Shriti Vadera replaced Stephen Timms in the post of communications minister at the Department for Business, Enterprise & Regulatory Reform in January.
Timms had been in talks with internet service providers (ISPs) in November about how to improve broadband access in the UK. IT managers are keen for Vadera to keep the momentum going.
Richard Steel, CIO at the London Borough of Newham, said he wants to see the principle of universal access provision applied to broadband in the same way it has been applied to telephone connections, so broadband is not deployed only to areas according to commercial return.
John Logie, a manager at First Engineering, a company that designs railways, said Vadera should ensure all businesses are able to access broadband at a line speed of their choosing.
"One issue I would like to see raised is BT's refusal to address performance/line speed problems with households/businesses that are more than x miles from a switch. Given that most network providers use BT lines from the switches to the end point there is no way round the problem," he said.
IT managers also want the minister to take a hand in clearing up how broadband is advertised and sold. "The definition of services should be clear and it should be mandatory for the provider to publish the number of customers/volumes they carry over individual connections. You should be able to see the contention," said David Bason, IS director at law firm Shoosmiths.
David Bradbury, IT manager at Ashton Graham solicitors, said the minister should ensure that firms pay for only the connection speeds they get and switching should be easy if the service is not up to scratch. Rolling out faster fibre connections also ranked as a priority.
"The minister should get more funding to enable fibre to every home and business in the country.
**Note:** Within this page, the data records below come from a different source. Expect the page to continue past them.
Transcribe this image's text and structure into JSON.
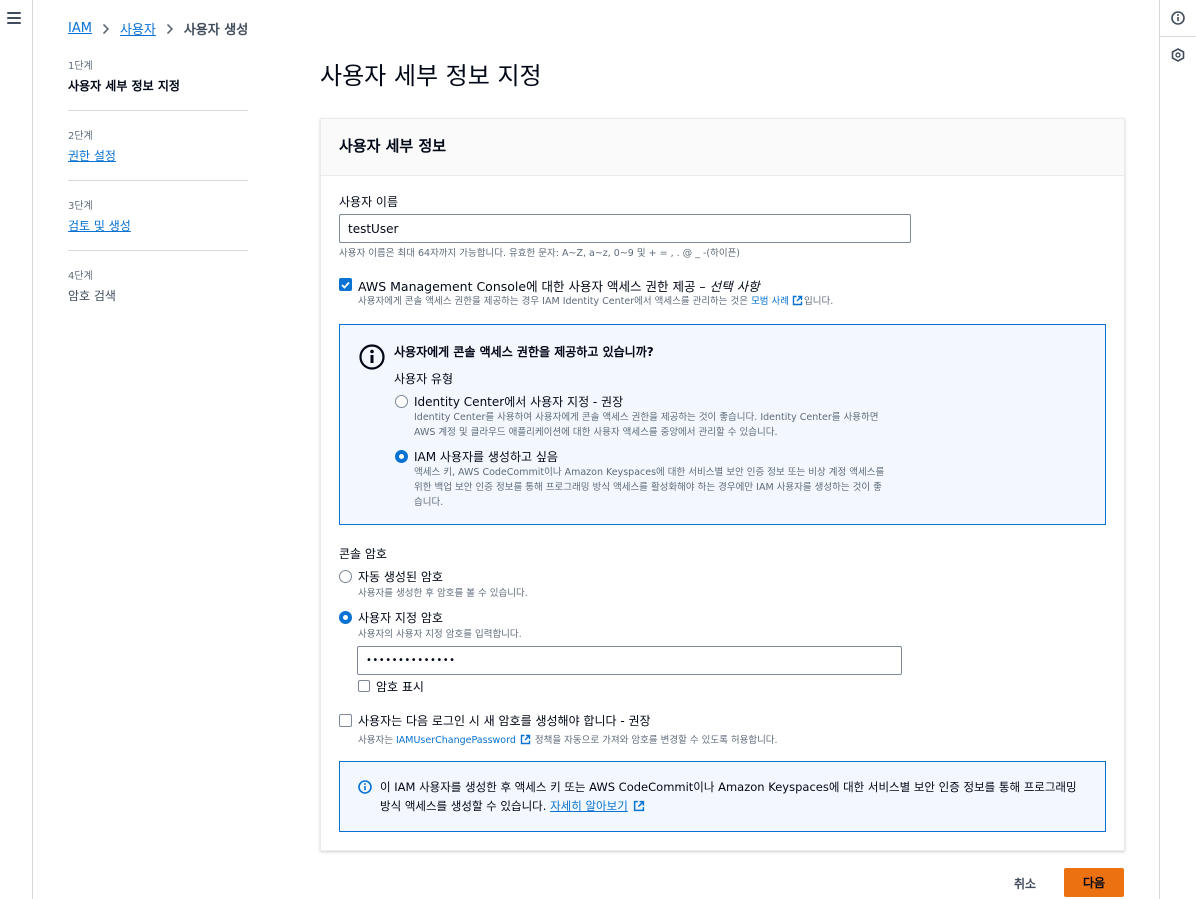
{
  "breadcrumb": {
    "root": "IAM",
    "parent": "사용자",
    "current": "사용자 생성"
  },
  "steps": [
    {
      "num": "1단계",
      "title": "사용자 세부 정보 지정"
    },
    {
      "num": "2단계",
      "title": "권한 설정"
    },
    {
      "num": "3단계",
      "title": "검토 및 생성"
    },
    {
      "num": "4단계",
      "title": "암호 검색"
    }
  ],
  "page_title": "사용자 세부 정보 지정",
  "panel": {
    "header": "사용자 세부 정보",
    "username": {
      "label": "사용자 이름",
      "value": "testUser",
      "hint": "사용자 이름은 최대 64자까지 가능합니다. 유효한 문자: A~Z, a~z, 0~9 및 + = , . @ _ -(하이픈)"
    },
    "console_access": {
      "label_main": "AWS Management Console에 대한 사용자 액세스 권한 제공 – ",
      "label_optional": "선택 사항",
      "desc_pre": "사용자에게 콘솔 액세스 권한을 제공하는 경우 IAM Identity Center에서 액세스를 관리하는 것은 ",
      "desc_link": "모범 사례",
      "desc_post": "입니다."
    },
    "info": {
      "title": "사용자에게 콘솔 액세스 권한을 제공하고 있습니까?",
      "user_type_label": "사용자 유형",
      "opt1_title": "Identity Center에서 사용자 지정 - 권장",
      "opt1_desc_line1": "Identity Center를 사용하여 사용자에게 콘솔 액세스 권한을 제공하는 것이 좋습니다. Identity Center를 사용하면",
      "opt1_desc_line2": "AWS 계정 및 클라우드 애플리케이션에 대한 사용자 액세스를 중앙에서 관리할 수 있습니다.",
      "opt2_title": "IAM 사용자를 생성하고 싶음",
      "opt2_desc_line1": "액세스 키, AWS CodeCommit이나 Amazon Keyspaces에 대한 서비스별 보안 인증 정보 또는 비상 계정 액세스를",
      "opt2_desc_line2": "위한 백업 보안 인증 정보를 통해 프로그래밍 방식 액세스를 활성화해야 하는 경우에만 IAM 사용자를 생성하는 것이 좋",
      "opt2_desc_line3": "습니다."
    },
    "password": {
      "label": "콘솔 암호",
      "auto_title": "자동 생성된 암호",
      "auto_desc": "사용자를 생성한 후 암호를 볼 수 있습니다.",
      "custom_title": "사용자 지정 암호",
      "custom_desc": "사용자의 사용자 지정 암호를 입력합니다.",
      "value": "••••••••••••••",
      "show_label": "암호 표시"
    },
    "reset": {
      "title": "사용자는 다음 로그인 시 새 암호를 생성해야 합니다 - 권장",
      "desc_pre": "사용자는 ",
      "desc_link": "IAMUserChangePassword",
      "desc_post": " 정책을 자동으로 가져와 암호를 변경할 수 있도록 허용합니다."
    },
    "bottom_info": {
      "line1": "이 IAM 사용자를 생성한 후 액세스 키 또는 AWS CodeCommit이나 Amazon Keyspaces에 대한 서비스별 보안 인증 정보를 통해 프로그래밍",
      "line2_pre": "방식 액세스를 생성할 수 있습니다. ",
      "link": "자세히 알아보기"
    }
  },
  "actions": {
    "cancel": "취소",
    "next": "다음"
  },
  "colors": {
    "accent": "#0972d3",
    "primary_button": "#ec7211",
    "info_bg": "#f2f8fd"
  },
  "icons": [
    "menu-icon",
    "info-icon",
    "hexagon-icon",
    "chevron-right-icon",
    "external-link-icon",
    "check-icon"
  ]
}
The cost for this has been estimated at under £15bn. The cost of one and a bit Olympic games or 25% of a Northern Rock," he said.
The minister faces the challenge of maintaining ISP investments in faster networks while balancing equal access.
"Vadera has a tough job in this area broadband providers are unlikely to welcome new regulation, whereas it seems private investment in networks is not likely to grow significantly of its own accord," said Jimmy Desai, technology partner at law firm Blake Lapthorn Tarlo Lyons.
Neil Berkett, CEO of broadband provider Virgin Media, said at a government conference on broadband last month that the government¹s current "hands-off" approach to regulating investment in broadband was the right one and warned off intervention.